An FBI affidavit has revealed that a leading security researcher took control of a plane and made it fly sideways after hacking into its inflight entertainment system.
Chris Roberts flew with United Airlines from Denver to Chicago on 15 April. During the flight, he tweeted about the possibility of accessing the plane's inflight entertainment system.
The FBI sent an agent to inspect the flight when it arrived in Philadelphia, where it had flown after Chicago.
The agent inspected the Seat Electronic Box below seats 2A and 2B and found evidence of damage and tampering, reports the Independent.
Mr Roberts said he hacked into the plane's network through the Seat Electronic Box, which is installed under passenger seats on some commercial aircraft.

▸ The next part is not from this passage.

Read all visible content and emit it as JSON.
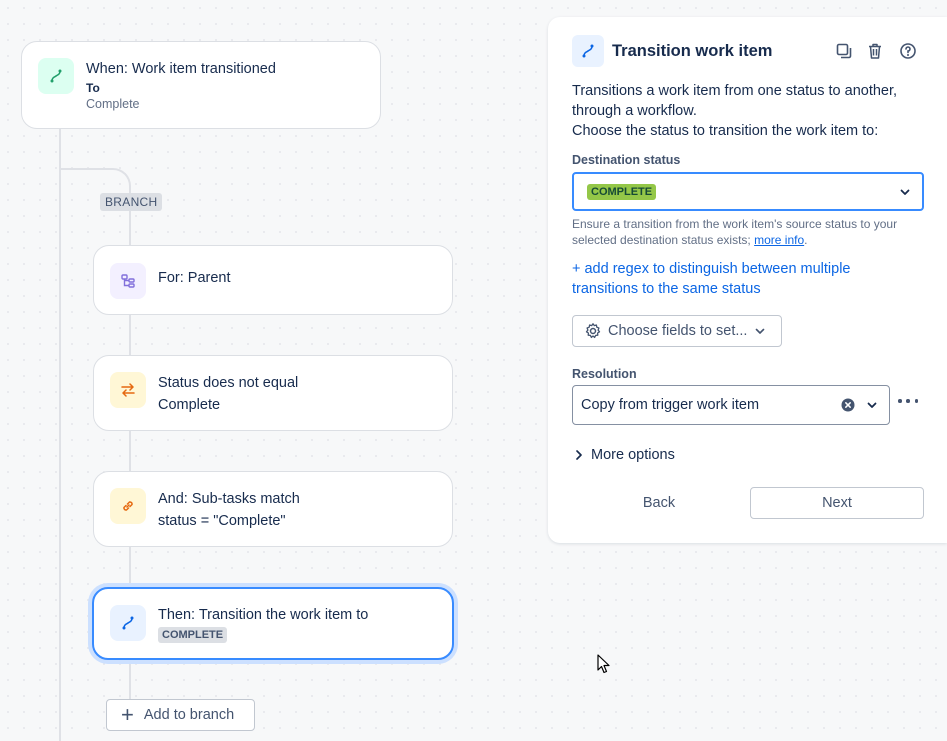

He removed the box's cover by "wiggling and squeezing" before plugging in a modified Cat6 ethernet cable attached to his laptop.
He then gained access to the inflight entertainment system and other networks on the planes.
Mr Roberts was taken into custody when he landed in Syracuse, NY, from Chicago.
A search warrant allowed officers to seize his computer.
According to an FBI search warrant Roberts told agents he had previously hacked into inflight entertainment centres on Boeing 737s, 757s and Airbus A-320 aircraft "15 to 20 times."
He said he was even able to make a climb command to an unidentified plane's engine by overwriting code on the plane's Thrust Management Computer.
According to Sky News, FBI Special Agent Mark Hurley wrote in the search warrant application: "He stated that he thereby caused one of the airplane engines to climb resulting in a lateral or sideways movement of the plane during one of these flights."
Mr Roberts is head of One World Labs, which works to identify security risks before they are exploited.
He has not been charge with any crimes.